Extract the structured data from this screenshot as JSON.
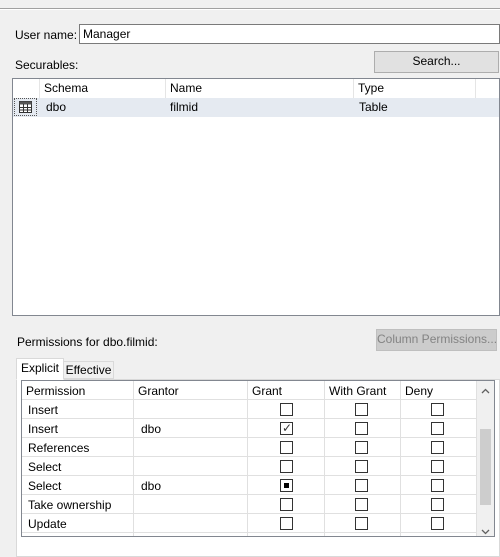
{
  "user": {
    "label": "User name:",
    "value": "Manager"
  },
  "securables": {
    "label": "Securables:",
    "search_button": "Search...",
    "columns": [
      "Schema",
      "Name",
      "Type"
    ],
    "rows": [
      {
        "icon": "table-icon",
        "schema": "dbo",
        "name": "filmid",
        "type": "Table"
      }
    ]
  },
  "permissions": {
    "label": "Permissions for dbo.filmid:",
    "column_permissions_button": "Column Permissions...",
    "tabs": [
      "Explicit",
      "Effective"
    ],
    "columns": [
      "Permission",
      "Grantor",
      "Grant",
      "With Grant",
      "Deny"
    ],
    "rows": [
      {
        "permission": "Insert",
        "grantor": "",
        "grant": "unchecked",
        "with_grant": "unchecked",
        "deny": "unchecked"
      },
      {
        "permission": "Insert",
        "grantor": "dbo",
        "grant": "checked",
        "with_grant": "unchecked",
        "deny": "unchecked"
      },
      {
        "permission": "References",
        "grantor": "",
        "grant": "unchecked",
        "with_grant": "unchecked",
        "deny": "unchecked"
      },
      {
        "permission": "Select",
        "grantor": "",
        "grant": "unchecked",
        "with_grant": "unchecked",
        "deny": "unchecked"
      },
      {
        "permission": "Select",
        "grantor": "dbo",
        "grant": "indeterminate",
        "with_grant": "unchecked",
        "deny": "unchecked"
      },
      {
        "permission": "Take ownership",
        "grantor": "",
        "grant": "unchecked",
        "with_grant": "unchecked",
        "deny": "unchecked"
      },
      {
        "permission": "Update",
        "grantor": "",
        "grant": "unchecked",
        "with_grant": "unchecked",
        "deny": "unchecked"
      }
    ]
  },
  "icons": {
    "scroll_up": "chevron-up-icon",
    "scroll_down": "chevron-down-icon"
  }
}
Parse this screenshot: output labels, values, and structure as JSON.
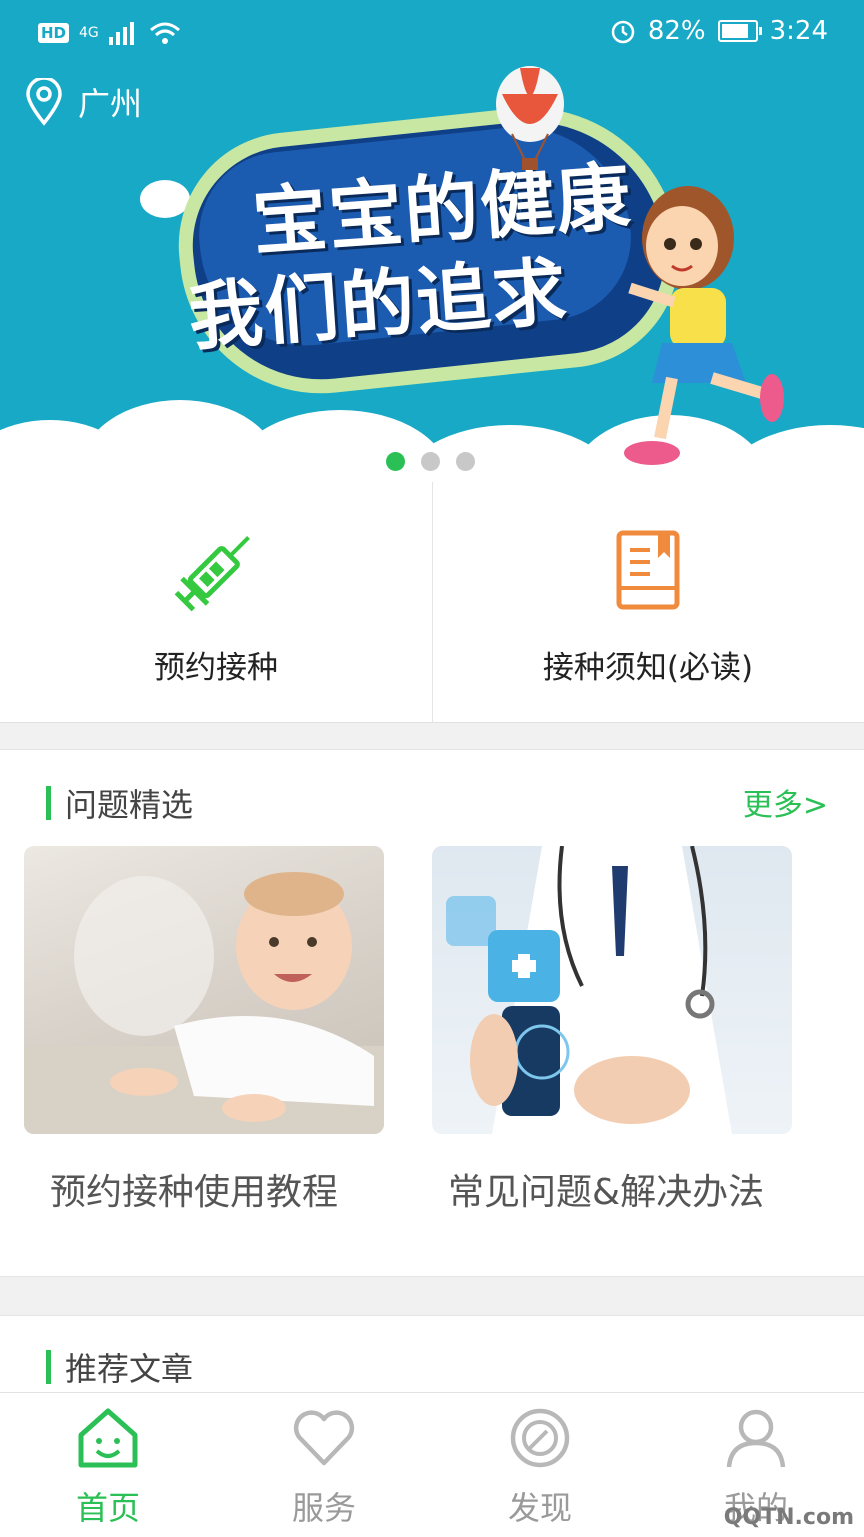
{
  "status_bar": {
    "hd": "HD",
    "network": "4G",
    "battery_pct": "82%",
    "time": "3:24"
  },
  "location": {
    "city": "广州"
  },
  "banner": {
    "line1": "宝宝的健康",
    "line2": "我们的追求",
    "active_slide": 1,
    "slide_count": 3
  },
  "quick_actions": [
    {
      "label": "预约接种",
      "icon": "syringe-icon",
      "color": "#35c93f"
    },
    {
      "label": "接种须知(必读)",
      "icon": "book-icon",
      "color": "#f08a3c"
    }
  ],
  "questions": {
    "title": "问题精选",
    "more": "更多>",
    "cards": [
      {
        "title": "预约接种使用教程",
        "image": "baby-photo"
      },
      {
        "title": "常见问题&解决办法",
        "image": "doctor-photo"
      }
    ]
  },
  "articles": {
    "title": "推荐文章"
  },
  "tabbar": [
    {
      "label": "首页",
      "icon": "home-icon",
      "active": true
    },
    {
      "label": "服务",
      "icon": "heart-icon",
      "active": false
    },
    {
      "label": "发现",
      "icon": "compass-icon",
      "active": false
    },
    {
      "label": "我的",
      "icon": "user-icon",
      "active": false
    }
  ],
  "watermark": "QQTN.com",
  "colors": {
    "accent": "#2bc056",
    "banner": "#18a9c6",
    "orange": "#f08a3c"
  }
}
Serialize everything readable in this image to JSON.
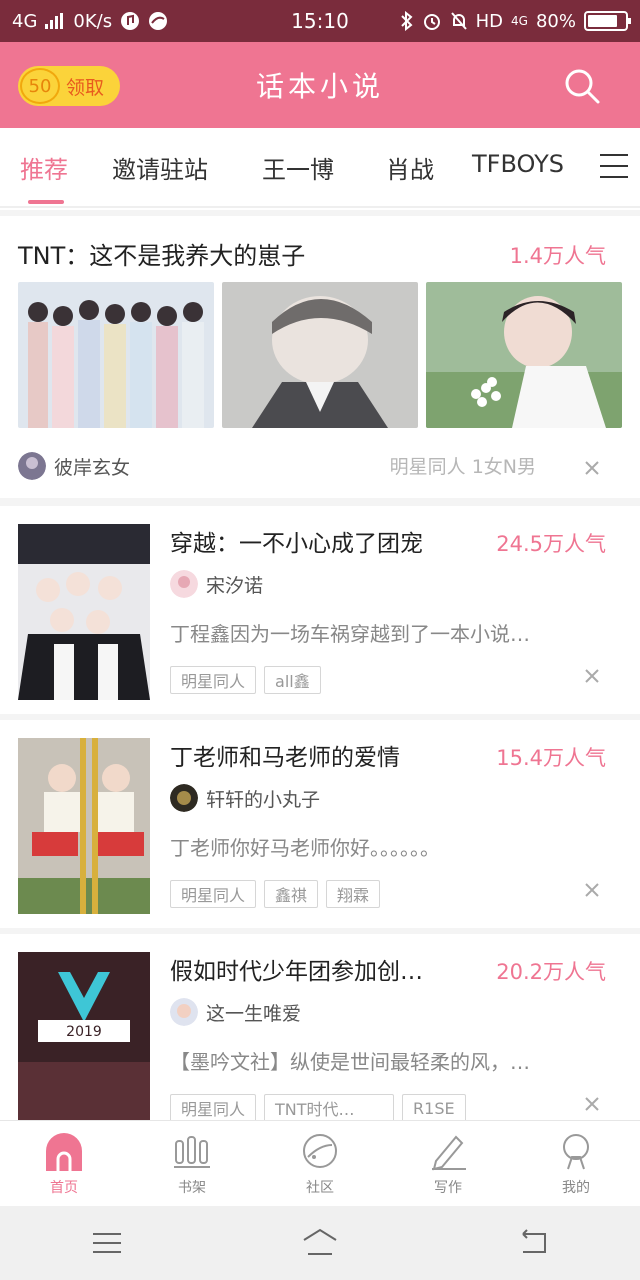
{
  "status_bar": {
    "network": "4G",
    "speed": "0K/s",
    "time": "15:10",
    "indicators": "HD",
    "net_type": "4G",
    "battery": "80%",
    "battery_level": 0.8
  },
  "header": {
    "coin_count": "50",
    "claim_label": "领取",
    "app_title": "话本小说"
  },
  "tabs": [
    {
      "label": "推荐",
      "active": true
    },
    {
      "label": "邀请驻站",
      "active": false
    },
    {
      "label": "王一博",
      "active": false
    },
    {
      "label": "肖战",
      "active": false
    },
    {
      "label": "TFBOYS",
      "active": false
    }
  ],
  "featured": {
    "title": "TNT：这不是我养大的崽子",
    "popularity": "1.4万人气",
    "author": "彼岸玄女",
    "meta": "明星同人  1女N男"
  },
  "books": [
    {
      "title": "穿越：一不小心成了团宠",
      "popularity": "24.5万人气",
      "author": "宋汐诺",
      "desc": "丁程鑫因为一场车祸穿越到了一本小说…",
      "tags": [
        "明星同人",
        "all鑫"
      ]
    },
    {
      "title": "丁老师和马老师的爱情",
      "popularity": "15.4万人气",
      "author": "轩轩的小丸子",
      "desc": "丁老师你好马老师你好。。。。。。",
      "tags": [
        "明星同人",
        "鑫祺",
        "翔霖"
      ]
    },
    {
      "title": "假如时代少年团参加创…",
      "popularity": "20.2万人气",
      "author": "这一生唯爱",
      "desc": "【墨吟文社】纵使是世间最轻柔的风，…",
      "tags": [
        "明星同人",
        "TNT时代…",
        "R1SE"
      ]
    }
  ],
  "bottom_nav": [
    {
      "label": "首页",
      "icon": "home-icon",
      "active": true
    },
    {
      "label": "书架",
      "icon": "bookshelf-icon",
      "active": false
    },
    {
      "label": "社区",
      "icon": "planet-icon",
      "active": false
    },
    {
      "label": "写作",
      "icon": "pen-icon",
      "active": false
    },
    {
      "label": "我的",
      "icon": "profile-icon",
      "active": false
    }
  ],
  "colors": {
    "brand": "#ef7592",
    "status_bar": "#7a2c3c",
    "coin": "#fbd33a"
  }
}
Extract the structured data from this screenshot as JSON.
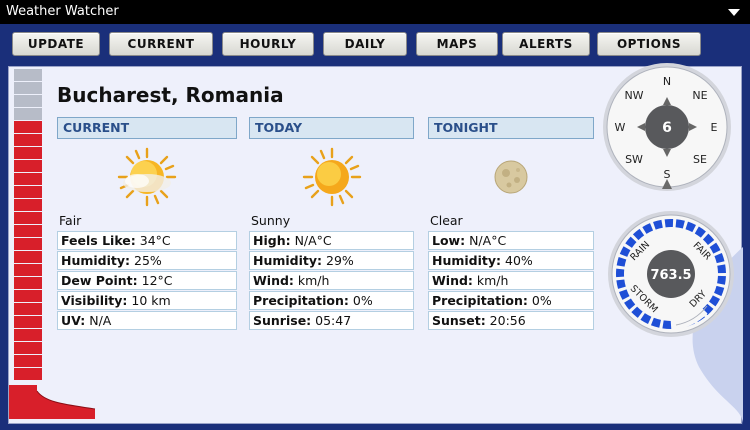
{
  "window": {
    "title": "Weather Watcher"
  },
  "toolbar": {
    "buttons": [
      {
        "id": "update",
        "label": "UPDATE"
      },
      {
        "id": "current",
        "label": "CURRENT"
      },
      {
        "id": "hourly",
        "label": "HOURLY"
      },
      {
        "id": "daily",
        "label": "DAILY"
      },
      {
        "id": "maps",
        "label": "MAPS"
      },
      {
        "id": "alerts",
        "label": "ALERTS"
      },
      {
        "id": "options",
        "label": "OPTIONS"
      }
    ]
  },
  "location": "Bucharest, Romania",
  "thermometer": {
    "level_fraction": 0.55
  },
  "current": {
    "heading": "CURRENT",
    "icon": "sun-with-cloud-icon",
    "condition": "Fair",
    "rows": [
      {
        "label": "Feels Like:",
        "value": " 34°C"
      },
      {
        "label": "Humidity:",
        "value": " 25%"
      },
      {
        "label": "Dew Point:",
        "value": " 12°C"
      },
      {
        "label": "Visibility:",
        "value": " 10 km"
      },
      {
        "label": "UV:",
        "value": " N/A"
      }
    ]
  },
  "today": {
    "heading": "TODAY",
    "icon": "sun-icon",
    "condition": "Sunny",
    "rows": [
      {
        "label": "High:",
        "value": " N/A°C"
      },
      {
        "label": "Humidity:",
        "value": "   29%"
      },
      {
        "label": "Wind:",
        "value": "  km/h"
      },
      {
        "label": "Precipitation:",
        "value": "   0%"
      },
      {
        "label": "Sunrise:",
        "value": " 05:47"
      }
    ]
  },
  "tonight": {
    "heading": "TONIGHT",
    "icon": "moon-icon",
    "condition": "Clear",
    "rows": [
      {
        "label": "Low:",
        "value": " N/A°C"
      },
      {
        "label": "Humidity:",
        "value": "   40%"
      },
      {
        "label": "Wind:",
        "value": "  km/h"
      },
      {
        "label": "Precipitation:",
        "value": "   0%"
      },
      {
        "label": "Sunset:",
        "value": " 20:56"
      }
    ]
  },
  "compass": {
    "value": "6",
    "directions": [
      "N",
      "NE",
      "E",
      "SE",
      "S",
      "SW",
      "W",
      "NW"
    ]
  },
  "barometer": {
    "value": "763.5",
    "labels": [
      "RAIN",
      "FAIR",
      "STORM",
      "DRY"
    ]
  },
  "colors": {
    "thermo_red": "#d81f2a",
    "thermo_grey": "#b7bcc8",
    "heading_text": "#2a4f8a",
    "barometer_blue": "#1f4fd6"
  }
}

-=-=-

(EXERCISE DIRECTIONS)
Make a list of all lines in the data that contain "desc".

(SOLUTION TO THIS TASK)
      "desc": "丁程鑫因为一场车祸穿越到了一本小说…",
      "desc": "丁老师你好马老师你好。。。。。。",
      "desc": "【墨吟文社】纵使是世间最轻柔的风，…",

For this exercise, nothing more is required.